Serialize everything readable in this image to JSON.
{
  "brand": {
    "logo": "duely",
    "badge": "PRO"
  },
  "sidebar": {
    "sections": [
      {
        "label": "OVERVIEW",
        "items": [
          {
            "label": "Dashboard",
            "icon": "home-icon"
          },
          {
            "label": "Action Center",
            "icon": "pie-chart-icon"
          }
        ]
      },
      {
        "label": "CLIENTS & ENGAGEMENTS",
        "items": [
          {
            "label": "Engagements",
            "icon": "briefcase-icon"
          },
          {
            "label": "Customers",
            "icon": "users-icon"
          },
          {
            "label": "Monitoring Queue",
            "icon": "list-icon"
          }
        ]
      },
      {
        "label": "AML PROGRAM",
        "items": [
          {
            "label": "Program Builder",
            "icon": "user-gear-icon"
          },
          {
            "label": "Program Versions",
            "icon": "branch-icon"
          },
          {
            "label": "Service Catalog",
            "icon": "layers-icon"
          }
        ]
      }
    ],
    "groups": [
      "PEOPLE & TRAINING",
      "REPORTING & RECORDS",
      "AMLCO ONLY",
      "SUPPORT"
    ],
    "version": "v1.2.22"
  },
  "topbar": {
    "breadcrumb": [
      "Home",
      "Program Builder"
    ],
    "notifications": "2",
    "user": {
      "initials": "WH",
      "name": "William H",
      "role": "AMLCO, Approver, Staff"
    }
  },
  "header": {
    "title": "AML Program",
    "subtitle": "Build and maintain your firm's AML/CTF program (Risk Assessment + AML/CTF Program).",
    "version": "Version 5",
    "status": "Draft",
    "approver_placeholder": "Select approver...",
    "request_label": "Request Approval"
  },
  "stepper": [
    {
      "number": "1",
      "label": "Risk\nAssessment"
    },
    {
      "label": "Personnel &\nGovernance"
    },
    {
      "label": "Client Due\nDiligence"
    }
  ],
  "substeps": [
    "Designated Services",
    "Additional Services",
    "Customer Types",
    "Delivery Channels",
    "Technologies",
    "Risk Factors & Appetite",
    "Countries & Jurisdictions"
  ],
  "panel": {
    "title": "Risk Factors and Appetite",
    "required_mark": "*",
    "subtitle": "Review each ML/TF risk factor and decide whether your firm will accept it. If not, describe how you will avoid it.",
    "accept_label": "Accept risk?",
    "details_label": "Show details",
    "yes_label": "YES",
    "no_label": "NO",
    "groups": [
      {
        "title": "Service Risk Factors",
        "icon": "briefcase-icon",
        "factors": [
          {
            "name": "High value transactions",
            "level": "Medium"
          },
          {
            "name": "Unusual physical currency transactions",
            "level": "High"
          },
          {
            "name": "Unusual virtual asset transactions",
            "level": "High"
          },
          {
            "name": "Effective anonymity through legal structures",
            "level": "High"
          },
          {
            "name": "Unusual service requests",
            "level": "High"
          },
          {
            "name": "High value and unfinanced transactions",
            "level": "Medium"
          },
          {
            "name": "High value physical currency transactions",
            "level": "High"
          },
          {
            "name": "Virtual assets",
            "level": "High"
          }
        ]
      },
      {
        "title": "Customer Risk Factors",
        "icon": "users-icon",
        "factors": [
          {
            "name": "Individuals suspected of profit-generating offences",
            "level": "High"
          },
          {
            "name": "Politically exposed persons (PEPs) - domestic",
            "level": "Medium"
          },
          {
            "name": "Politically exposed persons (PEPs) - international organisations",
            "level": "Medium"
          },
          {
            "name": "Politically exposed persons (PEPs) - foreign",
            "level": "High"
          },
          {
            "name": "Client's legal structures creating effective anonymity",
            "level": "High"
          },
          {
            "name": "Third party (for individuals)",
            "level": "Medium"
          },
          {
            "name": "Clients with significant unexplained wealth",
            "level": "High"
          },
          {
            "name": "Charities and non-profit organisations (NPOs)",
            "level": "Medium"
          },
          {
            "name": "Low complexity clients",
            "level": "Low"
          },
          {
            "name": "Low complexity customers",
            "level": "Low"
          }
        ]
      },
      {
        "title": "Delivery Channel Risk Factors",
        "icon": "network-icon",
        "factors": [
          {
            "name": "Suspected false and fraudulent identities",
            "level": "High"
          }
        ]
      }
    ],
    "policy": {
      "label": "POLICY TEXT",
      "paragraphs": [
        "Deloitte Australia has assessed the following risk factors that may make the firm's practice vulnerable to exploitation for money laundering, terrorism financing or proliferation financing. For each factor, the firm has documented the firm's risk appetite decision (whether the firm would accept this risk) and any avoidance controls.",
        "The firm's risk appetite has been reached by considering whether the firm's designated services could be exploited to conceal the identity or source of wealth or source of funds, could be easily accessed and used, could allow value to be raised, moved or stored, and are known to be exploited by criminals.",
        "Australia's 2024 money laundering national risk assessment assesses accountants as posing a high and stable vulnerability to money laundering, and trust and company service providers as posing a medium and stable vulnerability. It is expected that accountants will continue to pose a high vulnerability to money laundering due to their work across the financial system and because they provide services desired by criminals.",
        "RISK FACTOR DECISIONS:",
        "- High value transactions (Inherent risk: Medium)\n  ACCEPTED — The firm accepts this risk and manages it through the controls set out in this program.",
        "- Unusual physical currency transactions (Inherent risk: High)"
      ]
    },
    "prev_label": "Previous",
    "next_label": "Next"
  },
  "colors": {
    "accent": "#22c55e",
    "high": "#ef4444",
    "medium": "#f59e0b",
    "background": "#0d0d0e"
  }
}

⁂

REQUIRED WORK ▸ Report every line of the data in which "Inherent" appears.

TASK OUTPUT ▸
        "- High value transactions (Inherent risk: Medium)\n  ACCEPTED — The firm accepts this risk and manages it through the controls set out in this program.",
        "- Unusual physical currency transactions (Inherent risk: High)"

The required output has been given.